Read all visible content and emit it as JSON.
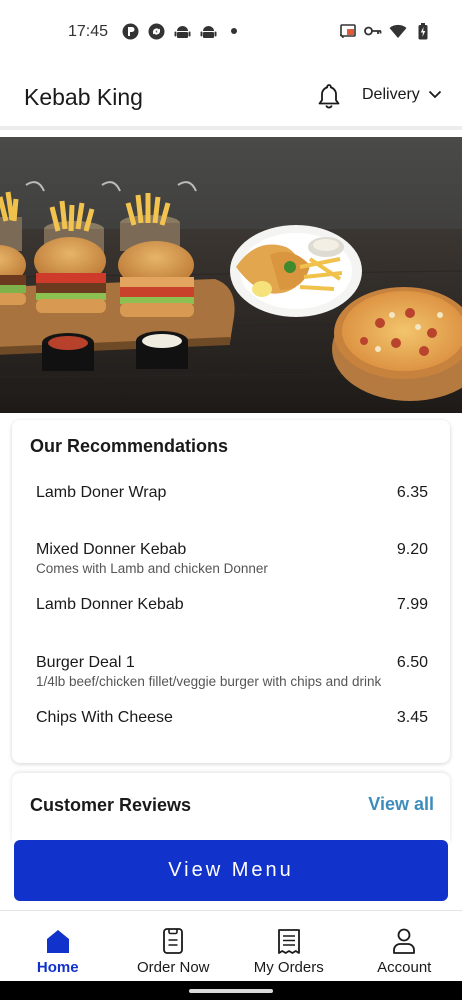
{
  "status_bar": {
    "time": "17:45",
    "left_icons": [
      "app-notification-icon",
      "sync-icon",
      "android-icon",
      "android-icon",
      "dot-icon"
    ],
    "right_icons": [
      "cast-icon",
      "key-icon",
      "wifi-icon",
      "battery-icon"
    ]
  },
  "header": {
    "title": "Kebab King",
    "bell_icon": "bell-icon",
    "delivery_label": "Delivery",
    "dropdown_icon": "chevron-down-icon"
  },
  "hero": {
    "image": "food-banner-image"
  },
  "recommendations": {
    "title": "Our Recommendations",
    "items": [
      {
        "name": "Lamb Doner Wrap",
        "price": "6.35",
        "description": ""
      },
      {
        "name": "Mixed Donner Kebab",
        "price": "9.20",
        "description": "Comes with Lamb and chicken Donner"
      },
      {
        "name": "Lamb Donner Kebab",
        "price": "7.99",
        "description": ""
      },
      {
        "name": "Burger Deal 1",
        "price": "6.50",
        "description": "1/4lb beef/chicken fillet/veggie burger with chips and drink"
      },
      {
        "name": "Chips With Cheese",
        "price": "3.45",
        "description": ""
      }
    ]
  },
  "reviews": {
    "title": "Customer Reviews",
    "view_all": "View all"
  },
  "view_menu_button": "View Menu",
  "bottom_nav": {
    "items": [
      {
        "label": "Home",
        "icon": "home-icon",
        "active": true
      },
      {
        "label": "Order Now",
        "icon": "order-icon",
        "active": false
      },
      {
        "label": "My Orders",
        "icon": "receipt-icon",
        "active": false
      },
      {
        "label": "Account",
        "icon": "person-icon",
        "active": false
      }
    ]
  },
  "colors": {
    "primary": "#1133cc",
    "link": "#3c8dbc"
  }
}
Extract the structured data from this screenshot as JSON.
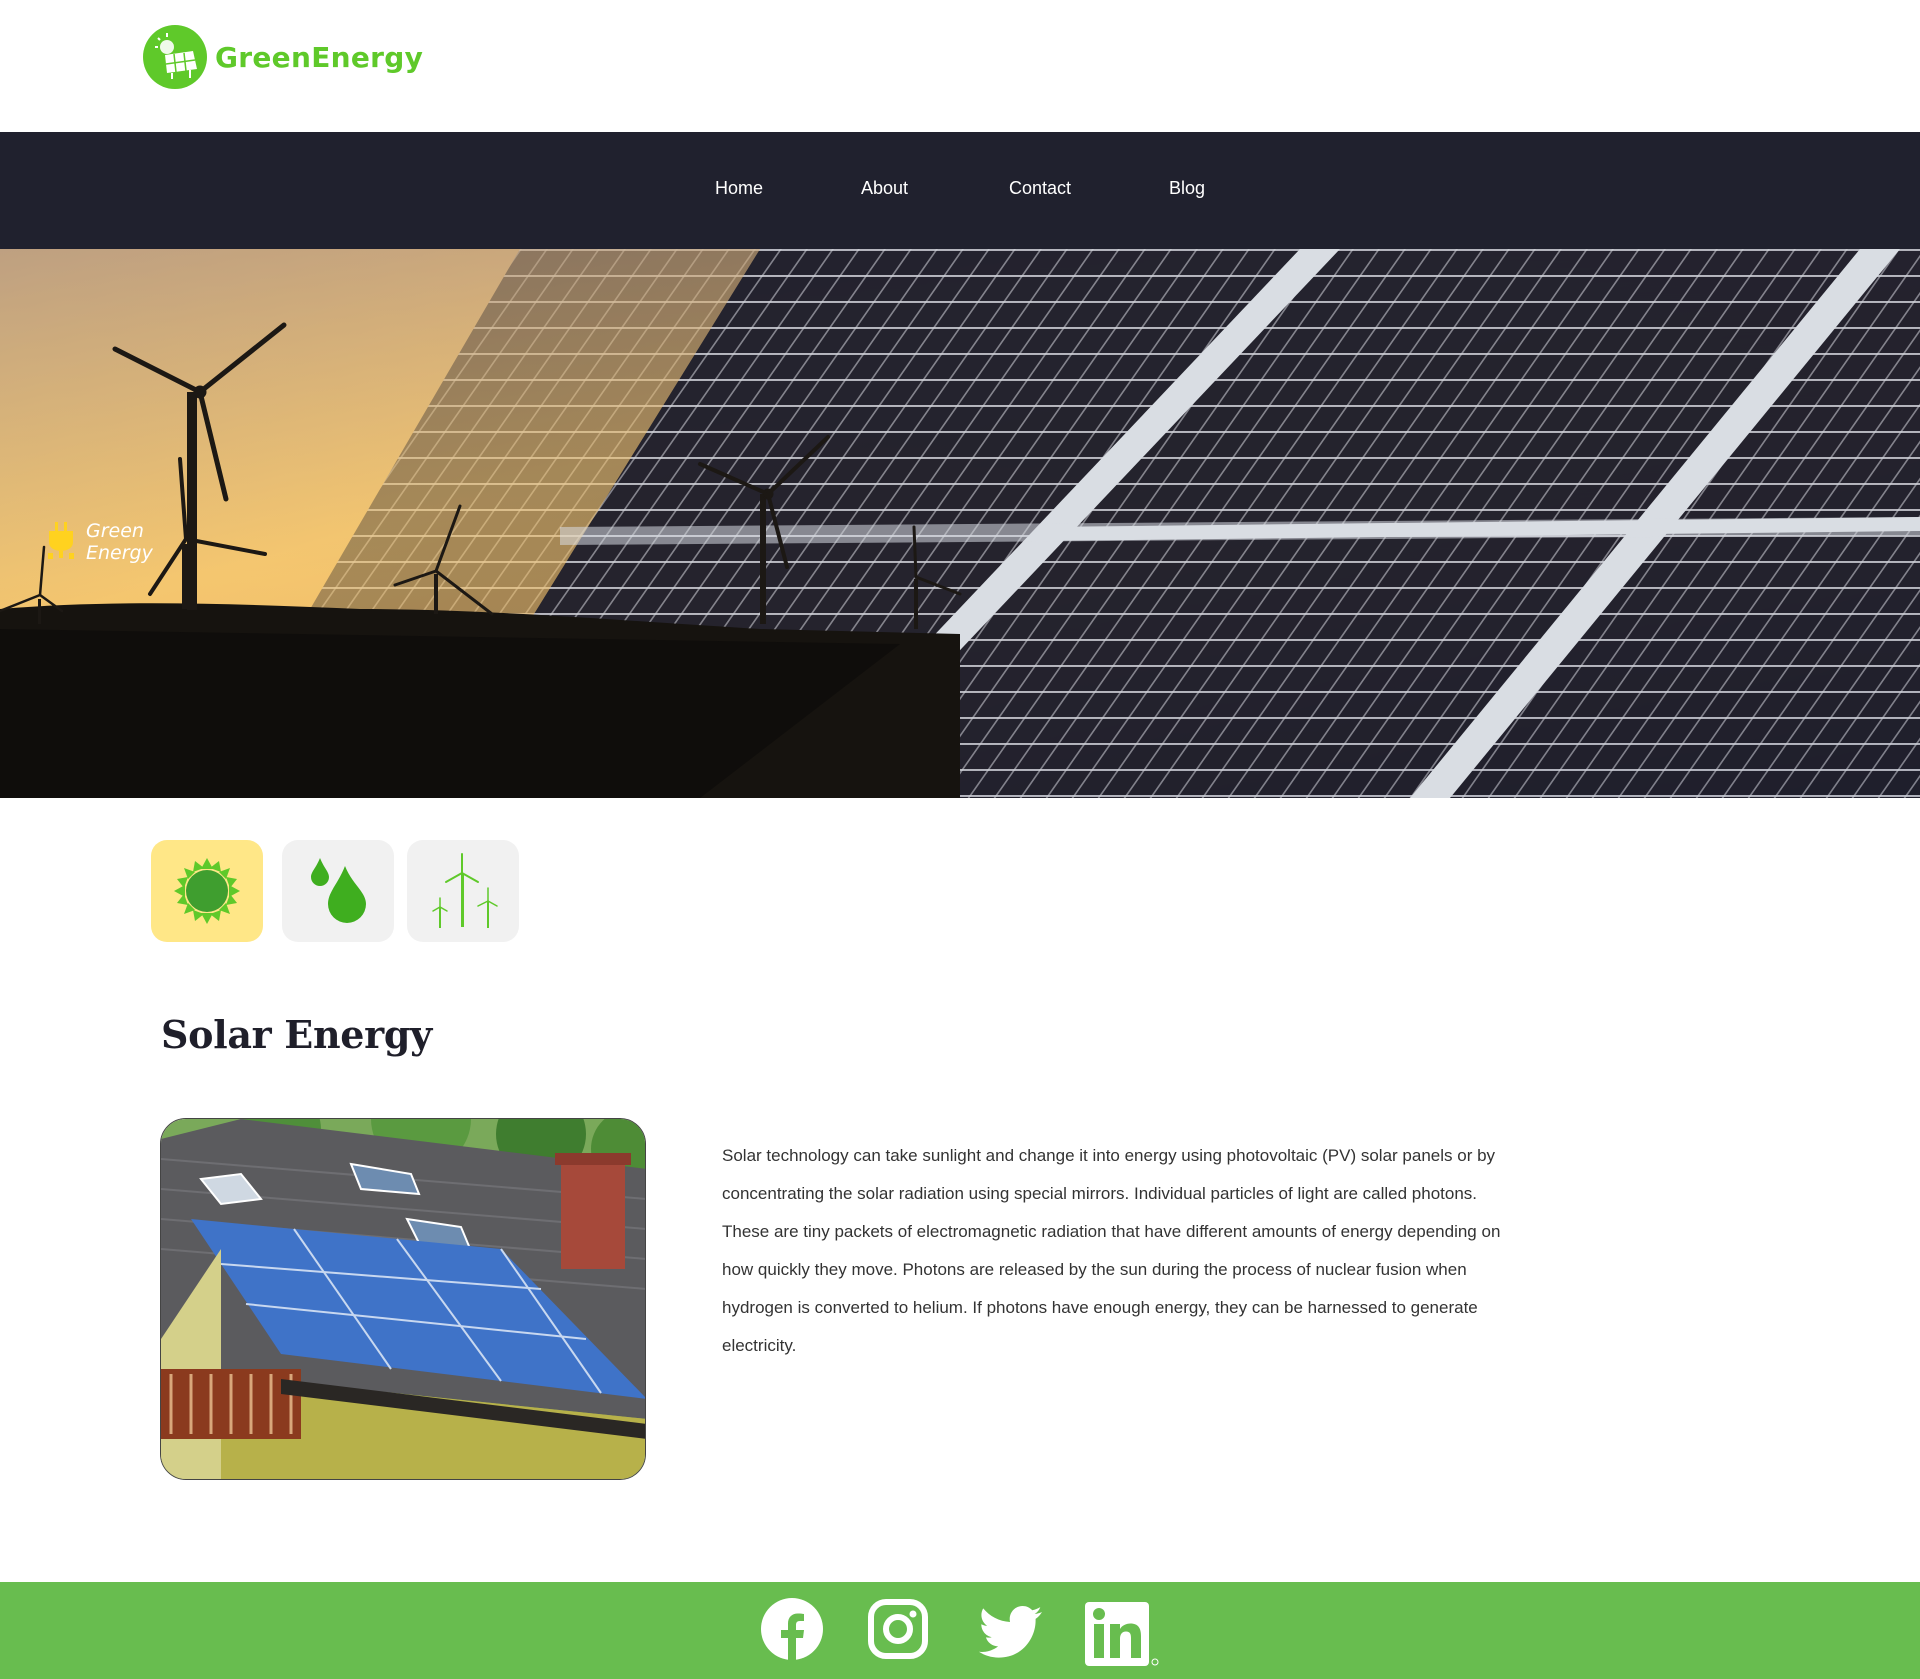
{
  "brand": {
    "name": "GreenEnergy",
    "accent": "#5fc92a"
  },
  "nav": {
    "items": [
      {
        "label": "Home"
      },
      {
        "label": "About"
      },
      {
        "label": "Contact"
      },
      {
        "label": "Blog"
      }
    ],
    "background": "#20212e"
  },
  "hero": {
    "badge_line1": "Green",
    "badge_line2": "Energy",
    "badge_icon": "plug-icon"
  },
  "categories": [
    {
      "icon": "sun-icon",
      "selected": true
    },
    {
      "icon": "water-drops-icon",
      "selected": false
    },
    {
      "icon": "wind-turbines-icon",
      "selected": false
    }
  ],
  "section": {
    "title": "Solar Energy",
    "body": "Solar technology can take sunlight and change it into energy using photovoltaic (PV) solar panels or by concentrating the solar radiation using special mirrors. Individual particles of light are called photons. These are tiny packets of electromagnetic radiation that have different amounts of energy depending on how quickly they move. Photons are released by the sun during the process of nuclear fusion when hydrogen is converted to helium. If photons have enough energy, they can be harnessed to generate electricity."
  },
  "footer": {
    "background": "#68bd4f",
    "social": [
      {
        "icon": "facebook-icon"
      },
      {
        "icon": "instagram-icon"
      },
      {
        "icon": "twitter-icon"
      },
      {
        "icon": "linkedin-icon"
      }
    ]
  }
}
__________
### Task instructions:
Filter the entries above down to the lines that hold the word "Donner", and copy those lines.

### Solution for this exercise:
        "name": "Mixed Donner Kebab",
        "description": "Comes with Lamb and chicken Donner"
        "name": "Lamb Donner Kebab",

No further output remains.